Save the sugar water for the times of the year when the bees can move around more and fly from the hive to expel wastes etc.
Caution During Dearth
A nectar dearth is a time during the warm season when very little to no nectar is available.
This can happen for a short time period when one type of plant has stopping blooming and the next has not started.
It is also common during the hot dry Summer. In my region, very little nectar is available after the Sourwood Honey trees stop blooming in July and before the fall flowers begin.
Do not feed sugar water during dearth conditions without extreme care. This may sound strange – why would I tell you to not feed hungry bees in a time of need?
Actually, this is a precaution that you must do so “with extreme care”. This is especially true if you have several colonies in your bee apiary.
Strong colonies will attack and rob out weaker hives. Once honey bee robbing situations start they are difficult to stop. If you must feed – internal feeders are a better idea.
Danger of Feeding Stimulants
Like many beekeepers, I use some essential oils in my bee syrup. I find that it encourages the bees to drink, prolongs the freshness of the syrup and it smells good too.
The problem arises when you are feeding this delicious smelling bee syrup to small, weaker/young colonies in a yard filled with strong hives.
It’s much like myself walking down the street and getting a whiff of a nearby Kilwin’s Chocolate store. I want some of that.
Foraging bees feel the same way about the sweet syrup. Use care, scale back your essential oil blend and watch for any signs of trouble when feeding during dry conditions.
Honey bees visit millions of flowers to collect resources needed for the colony. But, even in nature, the amount of nectar available during the warm season will fluctuate.
Of course, if your colonies need fed to prepare for Winter – do so. However, it is much better to equalize the stored honey provisions among your hives. And then, feed everyone.
Try to avoid having 1 hive with 3 extra boxes of honey and 1 with nothing. If you try to feed only the 1 hive in dire need – this might cause a problem.
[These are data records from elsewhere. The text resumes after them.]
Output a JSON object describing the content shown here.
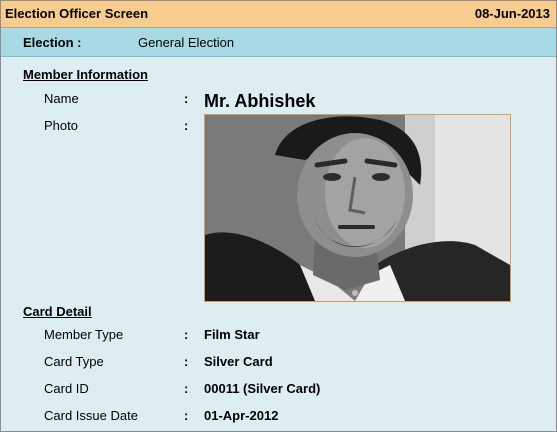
{
  "window": {
    "title": "Election Officer Screen",
    "date": "08-Jun-2013"
  },
  "election": {
    "label": "Election :",
    "value": "General Election"
  },
  "member_info": {
    "heading": "Member Information",
    "name_label": "Name",
    "name_value": "Mr. Abhishek",
    "photo_label": "Photo"
  },
  "card_detail": {
    "heading": "Card Detail",
    "rows": [
      {
        "label": "Member Type",
        "value": "Film Star"
      },
      {
        "label": "Card Type",
        "value": "Silver Card"
      },
      {
        "label": "Card ID",
        "value": "00011 (Silver Card)"
      },
      {
        "label": "Card Issue Date",
        "value": "01-Apr-2012"
      }
    ]
  },
  "colon": ":",
  "colors": {
    "titlebar": "#f8cc8c",
    "election_bar": "#a8dae6",
    "body_bg": "#ddeef2",
    "photo_border": "#d99a55"
  }
}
How long bees should be fed sugar water depends on many factors: the size of the colony, local foraging conditions and the goals of the beekeeper. Healthy strong colonies can fend for themselves if natural nectar is available.
Bee syrup – also called “sugar water” – is a sweet mixture that is fed to any honey bee colony in need. Commercial beekeepers purchase bee syrup ready to use. Backyard beekeepers and small producers normally create a mixture of white granular sugar and water.
It is common for beekeepers to feed sugar water a bit in early Spring to aid in colony build up. One the weather has warmed and abundant nectar is available – most hives will not need to be fed.
A Final Word
I don’t believe bees are lazy – that trait is reserved for us humans. As the beekeeper, you are responsible for good hive management. No one can tell you exactly when to stop feeding sugar water to your bees – or when to start. You much learn how to evaluate colony and foraging conditions so you can make the best choice.